Task objective:
Take each line below that has "true" and copy it.

Records for the task:
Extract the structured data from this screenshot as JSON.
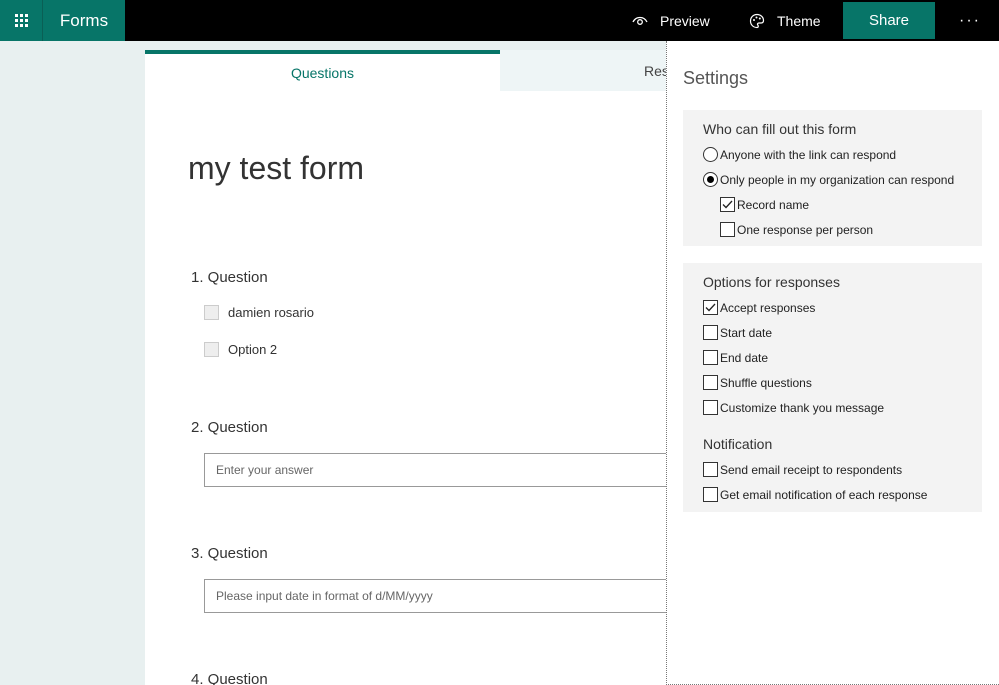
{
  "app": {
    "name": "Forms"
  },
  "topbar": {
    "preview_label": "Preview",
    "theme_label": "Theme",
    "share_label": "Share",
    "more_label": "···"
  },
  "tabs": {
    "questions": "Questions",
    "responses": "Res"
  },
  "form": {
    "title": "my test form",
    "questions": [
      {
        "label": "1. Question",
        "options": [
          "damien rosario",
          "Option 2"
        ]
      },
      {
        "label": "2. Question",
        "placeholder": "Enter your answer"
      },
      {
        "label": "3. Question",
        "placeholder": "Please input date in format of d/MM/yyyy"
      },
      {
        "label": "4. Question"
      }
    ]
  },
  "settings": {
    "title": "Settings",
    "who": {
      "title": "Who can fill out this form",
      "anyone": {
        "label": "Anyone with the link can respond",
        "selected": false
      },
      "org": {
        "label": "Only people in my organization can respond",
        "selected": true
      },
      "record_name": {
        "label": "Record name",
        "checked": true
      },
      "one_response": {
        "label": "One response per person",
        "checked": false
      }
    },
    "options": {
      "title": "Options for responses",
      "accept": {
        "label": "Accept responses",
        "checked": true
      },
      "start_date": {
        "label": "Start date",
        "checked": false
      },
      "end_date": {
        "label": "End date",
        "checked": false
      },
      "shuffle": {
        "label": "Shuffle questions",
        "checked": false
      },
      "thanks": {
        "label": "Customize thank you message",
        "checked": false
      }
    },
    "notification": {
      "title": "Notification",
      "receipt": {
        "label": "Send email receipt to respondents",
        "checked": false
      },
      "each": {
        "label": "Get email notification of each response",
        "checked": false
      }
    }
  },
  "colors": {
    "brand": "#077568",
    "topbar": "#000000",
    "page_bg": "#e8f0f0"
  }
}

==

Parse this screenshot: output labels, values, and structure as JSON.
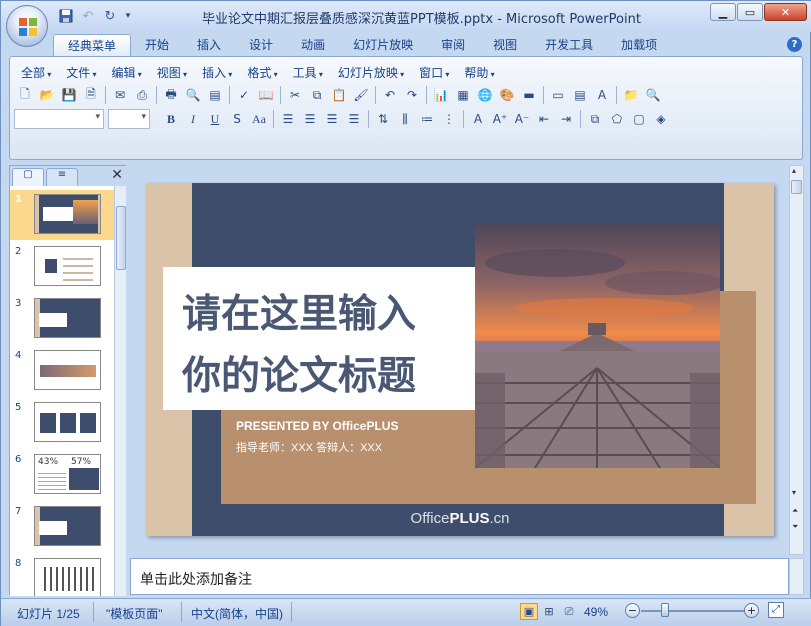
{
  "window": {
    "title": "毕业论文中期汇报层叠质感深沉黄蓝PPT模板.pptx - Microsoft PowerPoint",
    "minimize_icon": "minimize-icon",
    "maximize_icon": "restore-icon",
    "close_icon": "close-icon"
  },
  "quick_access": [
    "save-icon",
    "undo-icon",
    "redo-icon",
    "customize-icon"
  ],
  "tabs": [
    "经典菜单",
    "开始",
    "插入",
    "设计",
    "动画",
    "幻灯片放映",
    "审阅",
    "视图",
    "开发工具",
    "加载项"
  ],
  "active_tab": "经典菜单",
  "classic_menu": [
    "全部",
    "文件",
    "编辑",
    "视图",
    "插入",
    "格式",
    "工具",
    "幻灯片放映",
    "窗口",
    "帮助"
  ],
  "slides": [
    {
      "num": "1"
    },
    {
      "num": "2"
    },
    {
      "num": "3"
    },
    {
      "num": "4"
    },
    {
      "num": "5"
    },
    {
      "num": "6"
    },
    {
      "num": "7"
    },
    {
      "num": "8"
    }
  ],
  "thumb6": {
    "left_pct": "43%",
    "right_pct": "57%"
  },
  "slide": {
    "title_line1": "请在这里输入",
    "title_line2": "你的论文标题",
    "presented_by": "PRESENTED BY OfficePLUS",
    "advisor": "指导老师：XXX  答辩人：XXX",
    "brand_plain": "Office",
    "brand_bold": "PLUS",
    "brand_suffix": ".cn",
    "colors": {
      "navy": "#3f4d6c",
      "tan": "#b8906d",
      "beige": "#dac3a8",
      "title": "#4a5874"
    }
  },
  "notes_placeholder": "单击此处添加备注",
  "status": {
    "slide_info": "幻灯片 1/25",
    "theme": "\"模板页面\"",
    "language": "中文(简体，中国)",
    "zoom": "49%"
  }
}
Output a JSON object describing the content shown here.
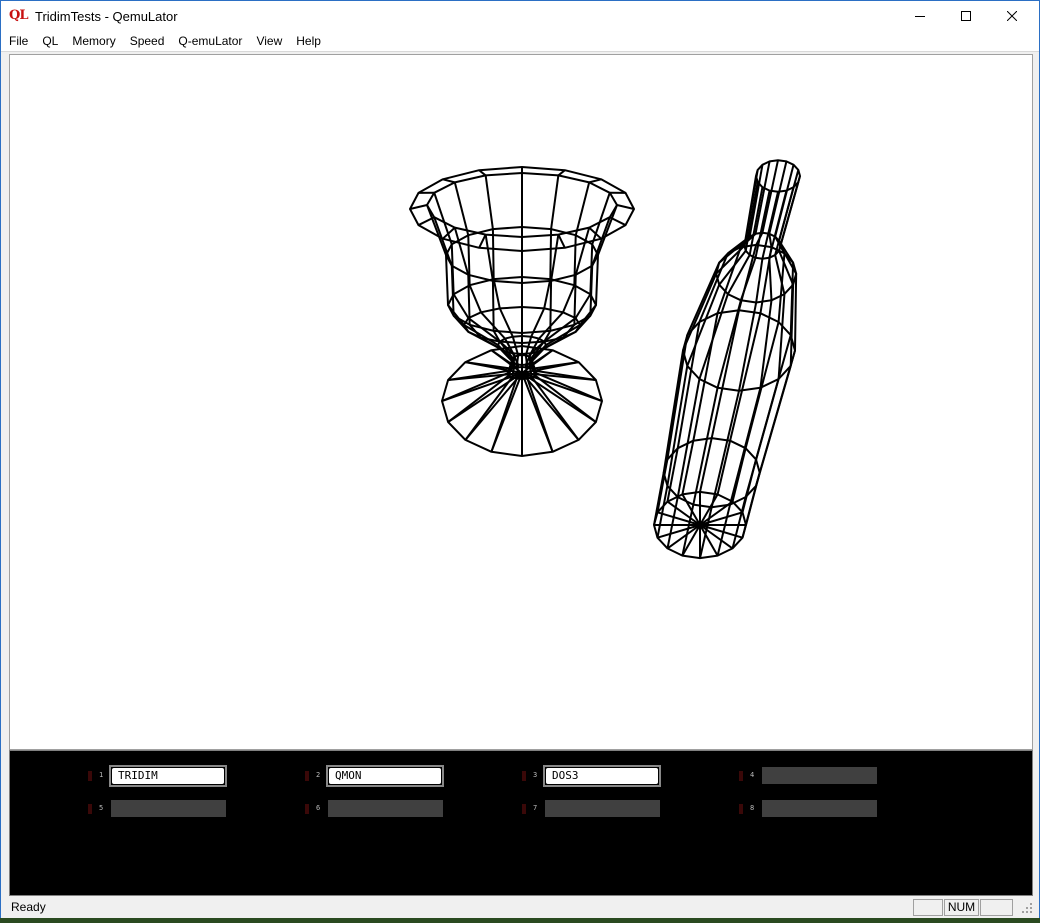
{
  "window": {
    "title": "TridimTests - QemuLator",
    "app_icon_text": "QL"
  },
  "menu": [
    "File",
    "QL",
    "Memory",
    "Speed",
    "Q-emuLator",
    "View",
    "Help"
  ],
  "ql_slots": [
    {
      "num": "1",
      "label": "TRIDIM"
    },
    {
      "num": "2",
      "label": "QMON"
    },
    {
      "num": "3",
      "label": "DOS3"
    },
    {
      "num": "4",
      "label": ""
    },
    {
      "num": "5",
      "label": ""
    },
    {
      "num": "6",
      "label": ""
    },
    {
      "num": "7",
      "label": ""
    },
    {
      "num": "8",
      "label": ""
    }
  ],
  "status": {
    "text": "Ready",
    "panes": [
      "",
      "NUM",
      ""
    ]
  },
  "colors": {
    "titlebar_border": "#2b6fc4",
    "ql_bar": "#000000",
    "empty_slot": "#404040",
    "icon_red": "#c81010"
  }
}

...

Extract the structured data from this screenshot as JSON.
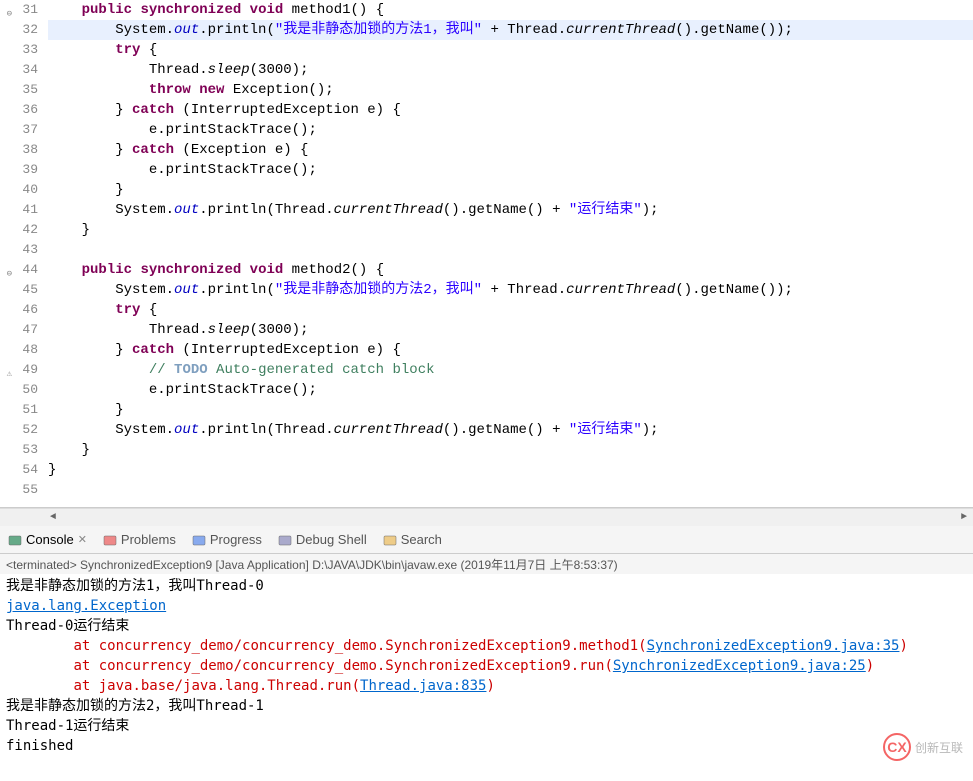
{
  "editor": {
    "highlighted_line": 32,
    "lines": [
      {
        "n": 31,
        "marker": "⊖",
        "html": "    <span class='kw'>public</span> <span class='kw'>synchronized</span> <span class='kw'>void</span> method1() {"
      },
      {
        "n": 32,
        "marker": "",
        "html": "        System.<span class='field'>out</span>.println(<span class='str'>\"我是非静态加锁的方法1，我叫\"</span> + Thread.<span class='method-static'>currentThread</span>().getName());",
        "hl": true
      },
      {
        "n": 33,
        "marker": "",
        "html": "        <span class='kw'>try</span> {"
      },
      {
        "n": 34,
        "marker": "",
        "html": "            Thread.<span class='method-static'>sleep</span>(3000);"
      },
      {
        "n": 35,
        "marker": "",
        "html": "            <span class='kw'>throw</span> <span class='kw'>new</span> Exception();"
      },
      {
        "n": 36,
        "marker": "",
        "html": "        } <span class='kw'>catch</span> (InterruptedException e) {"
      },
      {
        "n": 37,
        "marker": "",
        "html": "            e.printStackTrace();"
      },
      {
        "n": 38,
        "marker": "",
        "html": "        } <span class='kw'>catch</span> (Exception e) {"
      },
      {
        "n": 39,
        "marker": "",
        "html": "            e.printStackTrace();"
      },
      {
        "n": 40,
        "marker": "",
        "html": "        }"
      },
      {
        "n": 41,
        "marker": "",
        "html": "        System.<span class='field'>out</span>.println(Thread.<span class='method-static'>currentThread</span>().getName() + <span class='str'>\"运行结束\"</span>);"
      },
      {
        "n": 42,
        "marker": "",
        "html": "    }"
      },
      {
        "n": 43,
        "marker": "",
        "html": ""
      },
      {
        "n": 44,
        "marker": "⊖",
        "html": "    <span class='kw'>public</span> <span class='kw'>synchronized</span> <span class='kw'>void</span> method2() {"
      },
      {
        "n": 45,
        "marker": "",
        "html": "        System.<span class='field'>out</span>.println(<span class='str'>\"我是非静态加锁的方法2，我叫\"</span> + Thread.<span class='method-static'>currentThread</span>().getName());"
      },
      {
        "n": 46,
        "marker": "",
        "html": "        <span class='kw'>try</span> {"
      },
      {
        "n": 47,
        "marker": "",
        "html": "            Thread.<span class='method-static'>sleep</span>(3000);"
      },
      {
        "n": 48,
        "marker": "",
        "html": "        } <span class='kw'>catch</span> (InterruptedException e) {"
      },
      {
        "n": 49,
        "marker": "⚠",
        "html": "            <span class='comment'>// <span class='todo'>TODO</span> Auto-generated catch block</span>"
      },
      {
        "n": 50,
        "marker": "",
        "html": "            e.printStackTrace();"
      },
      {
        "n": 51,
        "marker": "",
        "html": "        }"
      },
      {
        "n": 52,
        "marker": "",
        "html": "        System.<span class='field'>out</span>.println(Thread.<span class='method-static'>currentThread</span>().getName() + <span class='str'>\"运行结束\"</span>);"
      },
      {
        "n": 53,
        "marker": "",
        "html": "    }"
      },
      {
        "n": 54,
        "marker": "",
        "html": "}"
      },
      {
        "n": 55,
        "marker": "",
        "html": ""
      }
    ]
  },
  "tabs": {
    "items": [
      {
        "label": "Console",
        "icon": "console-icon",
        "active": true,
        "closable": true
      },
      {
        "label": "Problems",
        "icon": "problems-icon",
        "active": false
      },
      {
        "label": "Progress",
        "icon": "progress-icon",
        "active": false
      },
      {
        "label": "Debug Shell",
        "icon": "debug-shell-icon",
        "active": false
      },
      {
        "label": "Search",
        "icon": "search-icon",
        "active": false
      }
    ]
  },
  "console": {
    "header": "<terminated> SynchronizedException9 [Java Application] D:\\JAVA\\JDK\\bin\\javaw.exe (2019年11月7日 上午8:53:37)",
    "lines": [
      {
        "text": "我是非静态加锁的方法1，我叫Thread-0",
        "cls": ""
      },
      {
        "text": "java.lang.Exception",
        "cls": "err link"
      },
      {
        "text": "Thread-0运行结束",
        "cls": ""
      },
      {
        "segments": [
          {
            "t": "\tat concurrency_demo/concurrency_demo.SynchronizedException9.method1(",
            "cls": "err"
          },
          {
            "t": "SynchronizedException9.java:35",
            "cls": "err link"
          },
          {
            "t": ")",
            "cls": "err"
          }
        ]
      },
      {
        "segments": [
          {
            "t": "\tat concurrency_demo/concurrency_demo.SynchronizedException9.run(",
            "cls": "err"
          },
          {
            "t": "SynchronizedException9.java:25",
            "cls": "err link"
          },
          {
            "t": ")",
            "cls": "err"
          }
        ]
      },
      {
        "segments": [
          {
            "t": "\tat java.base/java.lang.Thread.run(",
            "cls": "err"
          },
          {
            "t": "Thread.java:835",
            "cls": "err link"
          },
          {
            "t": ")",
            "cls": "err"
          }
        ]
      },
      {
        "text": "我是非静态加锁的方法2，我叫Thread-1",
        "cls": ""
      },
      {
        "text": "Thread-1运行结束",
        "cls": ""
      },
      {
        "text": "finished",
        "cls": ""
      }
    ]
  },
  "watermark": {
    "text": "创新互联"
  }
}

Completed exercise:
        "selected": true
        "checked": true
        "checked": true
        "hl": true
        "active": true,
        "closable": true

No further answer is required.